• _The data_

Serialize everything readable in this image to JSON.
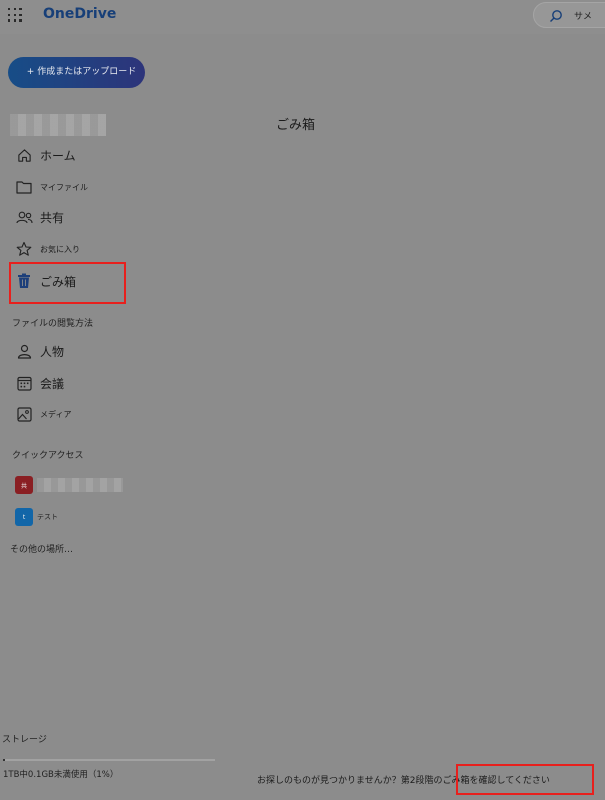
{
  "app": {
    "brand": "OneDrive"
  },
  "header": {
    "search_placeholder": "サメ"
  },
  "toolbar": {
    "create_label": "+ 作成またはアップロード"
  },
  "nav": {
    "items": [
      {
        "label": "ホーム",
        "icon": "home-icon"
      },
      {
        "label": "マイファイル",
        "icon": "folder-icon"
      },
      {
        "label": "共有",
        "icon": "people-icon"
      },
      {
        "label": "お気に入り",
        "icon": "star-icon"
      },
      {
        "label": "ごみ箱",
        "icon": "trash-icon",
        "selected": true
      }
    ]
  },
  "browse": {
    "title": "ファイルの閲覧方法",
    "items": [
      {
        "label": "人物",
        "icon": "person-icon"
      },
      {
        "label": "会議",
        "icon": "calendar-icon"
      },
      {
        "label": "メディア",
        "icon": "image-icon"
      }
    ]
  },
  "quick_access": {
    "title": "クイックアクセス",
    "items": [
      {
        "badge": "共",
        "name": "",
        "color": "#8a1f23"
      },
      {
        "badge": "t",
        "name": "テスト",
        "color": "#1266a8"
      }
    ],
    "more": "その他の場所…"
  },
  "main": {
    "title": "ごみ箱"
  },
  "storage": {
    "title": "ストレージ",
    "usage": "1TB中0.1GB未満使用（1%）",
    "percent": 1
  },
  "footer": {
    "prompt": "お探しのものが見つかりませんか？",
    "link": "第2段階のごみ箱を確認してください"
  },
  "colors": {
    "accent": "#173f78",
    "highlight": "#e8201d",
    "trash_icon": "#1d3f7a"
  }
}
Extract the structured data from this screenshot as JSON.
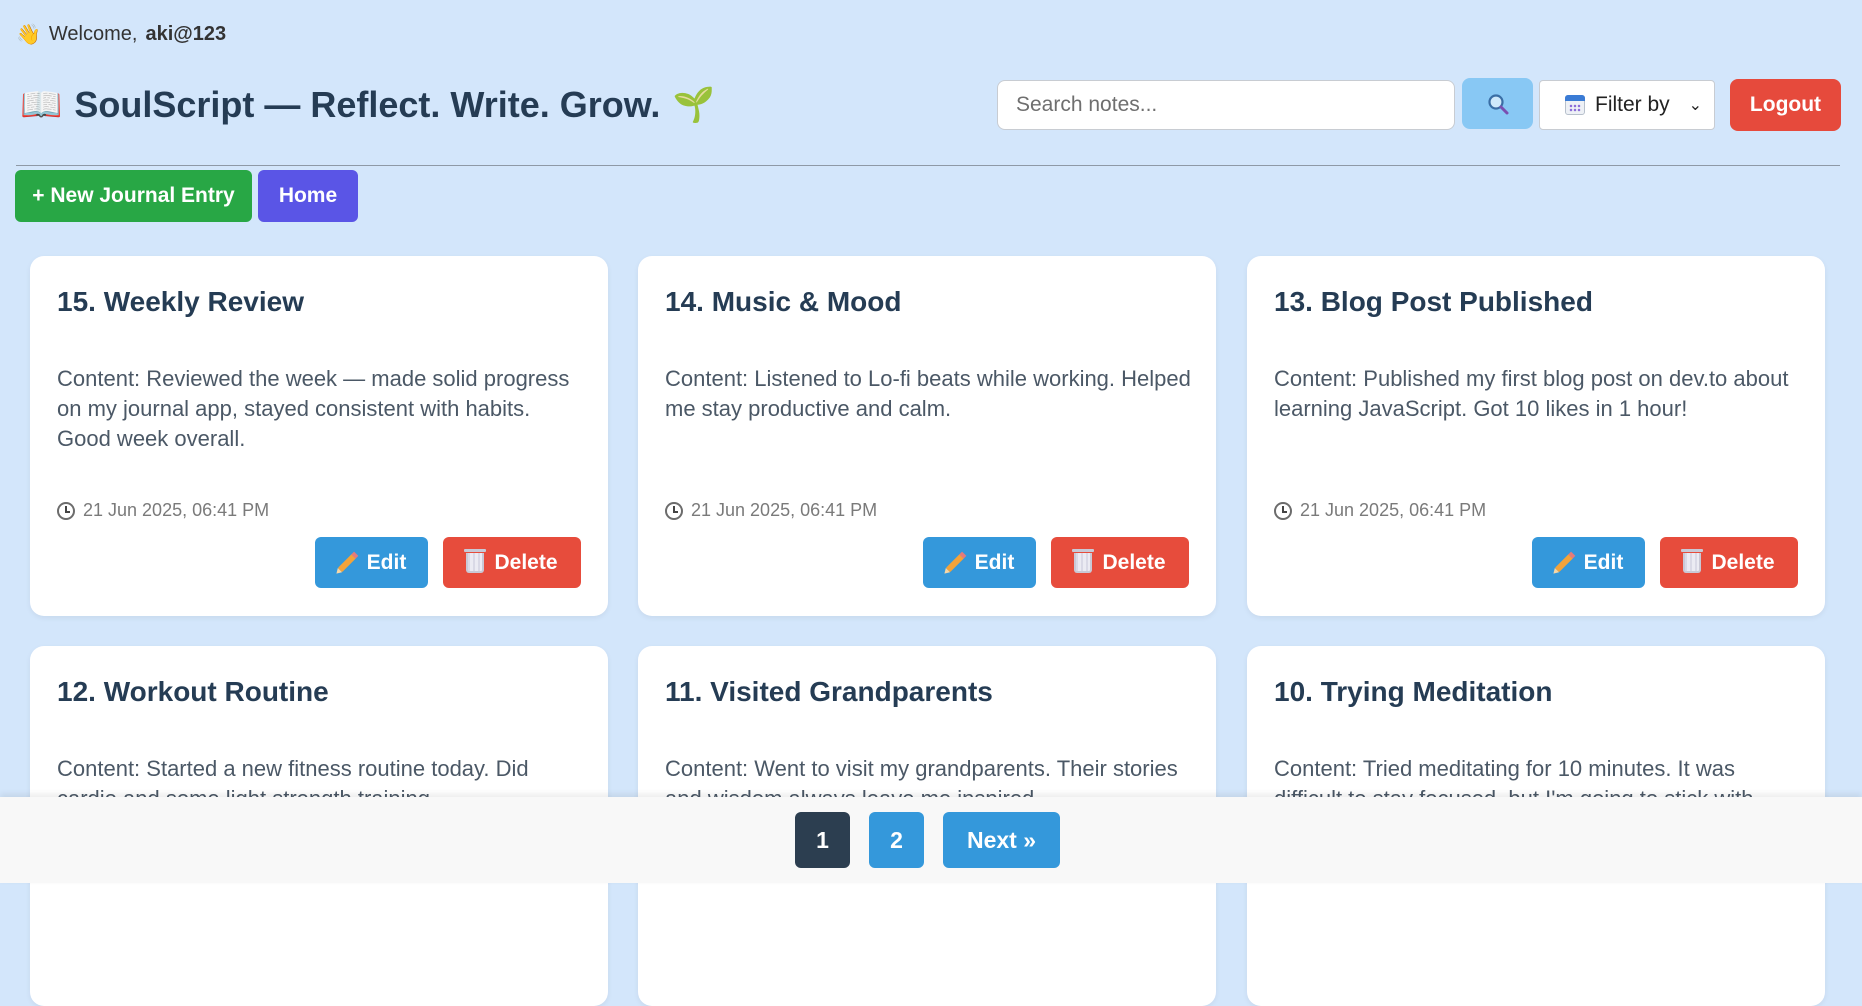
{
  "header": {
    "welcome_prefix": "Welcome,",
    "username": "aki@123",
    "title": "SoulScript — Reflect. Write. Grow.",
    "search_placeholder": "Search notes...",
    "filter_label": "Filter by",
    "logout_label": "Logout"
  },
  "actions": {
    "new_entry_label": "+ New Journal Entry",
    "home_label": "Home"
  },
  "cards": [
    {
      "title": "15. Weekly Review",
      "content": "Content: Reviewed the week — made solid progress on my journal app, stayed consistent with habits. Good week overall.",
      "date": "21 Jun 2025, 06:41 PM",
      "edit_label": "Edit",
      "delete_label": "Delete"
    },
    {
      "title": "14. Music & Mood",
      "content": "Content: Listened to Lo-fi beats while working. Helped me stay productive and calm.",
      "date": "21 Jun 2025, 06:41 PM",
      "edit_label": "Edit",
      "delete_label": "Delete"
    },
    {
      "title": "13. Blog Post Published",
      "content": "Content: Published my first blog post on dev.to about learning JavaScript. Got 10 likes in 1 hour!",
      "date": "21 Jun 2025, 06:41 PM",
      "edit_label": "Edit",
      "delete_label": "Delete"
    },
    {
      "title": "12. Workout Routine",
      "content": "Content: Started a new fitness routine today. Did cardio and some light strength training."
    },
    {
      "title": "11. Visited Grandparents",
      "content": "Content: Went to visit my grandparents. Their stories and wisdom always leave me inspired."
    },
    {
      "title": "10. Trying Meditation",
      "content": "Content: Tried meditating for 10 minutes. It was difficult to stay focused, but I'm going to stick with"
    }
  ],
  "pagination": {
    "page1": "1",
    "page2": "2",
    "next_label": "Next »"
  }
}
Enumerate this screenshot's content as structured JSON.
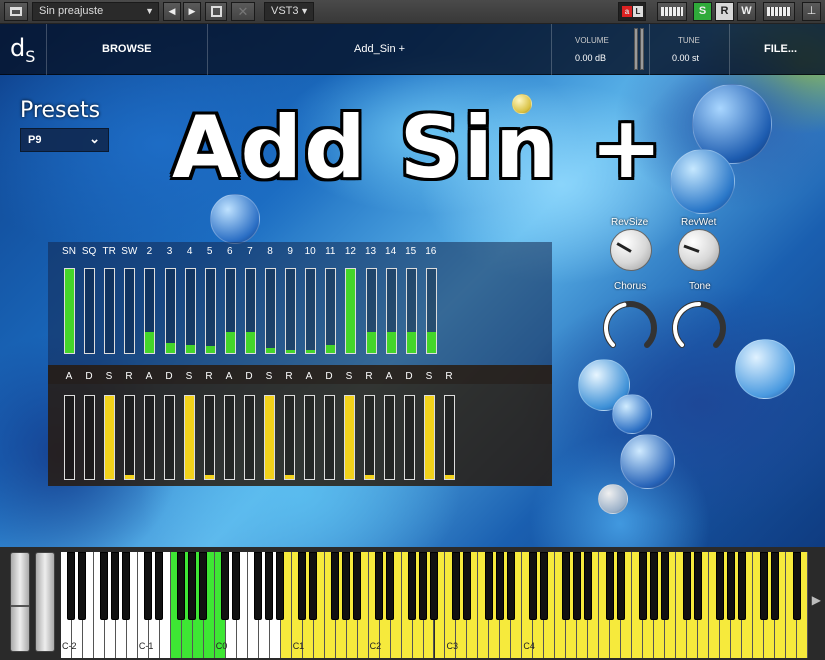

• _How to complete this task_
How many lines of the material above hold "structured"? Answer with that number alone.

• _Exercise answer_
2